It is thought to be caused by an immune system reaction in which the body's defense system mistakenly attacks the insulation around nerve cells and is replaced by scar tissue. The scar tissue can block or distort nerve signals. Cognitive dysfunction occurs when MS damages certain areas of the brain, scientists say.
Twice as many women as men develop MS, and most often it affects people between the ages of 20 and 40. An estimated 400,000 Americans have multiple sclerosis, about 5,600 of them in Oregon and Clark County, Wash., according to the National Multiple Sclerosis Society, Oregon Chapter.
Cognitive impairment is subtle, and that is probably why it is more likely to be noticed by health professionals who treat a large number of MS patients than by physicians who see an occasional MS patient, said Muriel D. Lezak, OHSU professor of neurology who led the behavioral, social and cognitive measurements part of the Avonex study.
"These patients have difficulty keeping in mind two things at once," Lezak said. "They can do one thing at a time well. If they do it in a quiet room with no interruptions, it may get missed by physicians" who aren't familiar with cognitive symptoms of the disease.
Sometimes patients have to lead the way in informing physicians of their cognitive problems, but many are intimidated and ashamed because they feel they are getting stupid, said Lance Christian, a social worker and program coordinator for the National Multiple Sclerosis Society, Oregon Chapter.
"When I talk to people I like to emphasize it is not that their intelligence is decreasing, it is just that the brain is becoming more inefficient in terms of processing," Christian said.
Cognitive dysfunction can create many difficulties for MS patients and their families, but health professionals at the OHSU program and the National Multiple Sclerosis Society, Oregon Chapter, recommend some general coping strategies. They include:
He considers himself fortunate that his cognitive deficits are few, so far, compared with some MS patients he meets in his support group, where he is a co-facilitator.
"They forget to turn the stove off; forget they left something in the oven.
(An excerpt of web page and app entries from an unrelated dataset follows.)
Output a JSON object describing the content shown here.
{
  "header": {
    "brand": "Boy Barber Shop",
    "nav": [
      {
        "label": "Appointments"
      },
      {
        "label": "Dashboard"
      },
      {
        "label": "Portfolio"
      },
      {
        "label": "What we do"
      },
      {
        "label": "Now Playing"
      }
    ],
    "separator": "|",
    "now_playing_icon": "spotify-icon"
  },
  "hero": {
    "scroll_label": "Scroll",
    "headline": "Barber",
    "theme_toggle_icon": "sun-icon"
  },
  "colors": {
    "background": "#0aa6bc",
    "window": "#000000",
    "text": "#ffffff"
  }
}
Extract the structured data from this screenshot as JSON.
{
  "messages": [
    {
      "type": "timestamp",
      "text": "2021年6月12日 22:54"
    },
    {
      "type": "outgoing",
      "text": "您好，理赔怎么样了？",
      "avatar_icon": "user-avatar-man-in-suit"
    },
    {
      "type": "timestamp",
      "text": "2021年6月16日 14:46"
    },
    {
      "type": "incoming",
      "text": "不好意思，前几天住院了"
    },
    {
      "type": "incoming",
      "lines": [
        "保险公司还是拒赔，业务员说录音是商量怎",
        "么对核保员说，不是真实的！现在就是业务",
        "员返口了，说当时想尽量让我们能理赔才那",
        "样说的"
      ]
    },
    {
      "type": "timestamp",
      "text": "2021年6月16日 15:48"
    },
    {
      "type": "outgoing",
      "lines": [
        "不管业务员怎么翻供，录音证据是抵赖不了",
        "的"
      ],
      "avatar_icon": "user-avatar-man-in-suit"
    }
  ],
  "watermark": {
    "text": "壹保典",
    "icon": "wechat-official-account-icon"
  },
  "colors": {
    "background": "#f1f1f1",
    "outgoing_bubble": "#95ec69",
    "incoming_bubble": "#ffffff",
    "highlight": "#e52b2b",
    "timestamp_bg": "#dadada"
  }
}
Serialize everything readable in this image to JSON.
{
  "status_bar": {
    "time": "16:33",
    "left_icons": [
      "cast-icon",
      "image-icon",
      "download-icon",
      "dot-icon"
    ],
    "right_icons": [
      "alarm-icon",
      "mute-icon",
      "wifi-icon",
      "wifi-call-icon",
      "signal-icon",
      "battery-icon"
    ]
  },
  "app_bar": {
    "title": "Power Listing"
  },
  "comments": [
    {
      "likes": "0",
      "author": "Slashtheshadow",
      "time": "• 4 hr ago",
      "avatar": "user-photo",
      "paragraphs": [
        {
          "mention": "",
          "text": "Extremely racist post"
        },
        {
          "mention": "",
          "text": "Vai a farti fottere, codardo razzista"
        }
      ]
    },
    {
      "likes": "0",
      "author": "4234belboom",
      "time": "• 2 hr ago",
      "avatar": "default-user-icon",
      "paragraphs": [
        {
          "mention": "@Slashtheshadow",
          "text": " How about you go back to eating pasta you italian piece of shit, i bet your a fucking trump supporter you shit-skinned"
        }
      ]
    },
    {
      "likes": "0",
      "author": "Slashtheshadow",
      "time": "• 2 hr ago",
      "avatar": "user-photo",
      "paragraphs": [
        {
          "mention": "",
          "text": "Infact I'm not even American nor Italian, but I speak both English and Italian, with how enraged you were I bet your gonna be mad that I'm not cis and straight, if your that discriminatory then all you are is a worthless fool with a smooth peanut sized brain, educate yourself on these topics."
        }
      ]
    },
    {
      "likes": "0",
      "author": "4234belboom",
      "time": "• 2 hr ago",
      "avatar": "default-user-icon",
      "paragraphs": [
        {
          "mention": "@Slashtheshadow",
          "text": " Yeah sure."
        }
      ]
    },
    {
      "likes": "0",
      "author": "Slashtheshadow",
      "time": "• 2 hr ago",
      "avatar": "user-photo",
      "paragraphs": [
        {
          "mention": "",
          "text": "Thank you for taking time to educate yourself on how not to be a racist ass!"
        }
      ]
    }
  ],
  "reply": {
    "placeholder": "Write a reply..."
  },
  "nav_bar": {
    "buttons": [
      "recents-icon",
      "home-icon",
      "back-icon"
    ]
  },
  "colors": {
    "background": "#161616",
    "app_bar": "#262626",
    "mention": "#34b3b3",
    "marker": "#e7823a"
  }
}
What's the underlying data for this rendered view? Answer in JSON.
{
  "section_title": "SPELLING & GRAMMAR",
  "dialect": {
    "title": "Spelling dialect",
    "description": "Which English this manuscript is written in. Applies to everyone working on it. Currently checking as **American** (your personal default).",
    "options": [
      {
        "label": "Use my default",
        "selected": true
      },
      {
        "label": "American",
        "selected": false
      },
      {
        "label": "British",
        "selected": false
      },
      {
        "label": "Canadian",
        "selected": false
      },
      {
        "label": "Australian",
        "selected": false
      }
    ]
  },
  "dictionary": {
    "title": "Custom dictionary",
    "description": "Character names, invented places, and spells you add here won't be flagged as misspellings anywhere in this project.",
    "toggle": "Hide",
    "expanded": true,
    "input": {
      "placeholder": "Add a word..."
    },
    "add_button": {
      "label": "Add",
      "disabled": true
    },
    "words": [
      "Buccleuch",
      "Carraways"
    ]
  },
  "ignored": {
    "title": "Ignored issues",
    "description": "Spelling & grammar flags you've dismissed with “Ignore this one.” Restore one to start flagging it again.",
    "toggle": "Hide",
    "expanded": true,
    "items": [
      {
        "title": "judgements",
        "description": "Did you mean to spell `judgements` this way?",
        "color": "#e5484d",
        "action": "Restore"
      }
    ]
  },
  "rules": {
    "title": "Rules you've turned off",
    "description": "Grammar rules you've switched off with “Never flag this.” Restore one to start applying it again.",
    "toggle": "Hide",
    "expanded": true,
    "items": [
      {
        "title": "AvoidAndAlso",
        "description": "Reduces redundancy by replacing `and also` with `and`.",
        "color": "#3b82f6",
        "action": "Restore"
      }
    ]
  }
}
I have never had those problems," Harris said.
But a lot of people with MS will drive down the road and suddenly have to pull over because they forgot where they are or where they are going, he said.
Harris has not had that happen to him.
"I can take care
of my kids. I'm still able to drive."
You can reach Oz
Hopkins Koglin at 503-221-8376 or by e-mail at email@example.com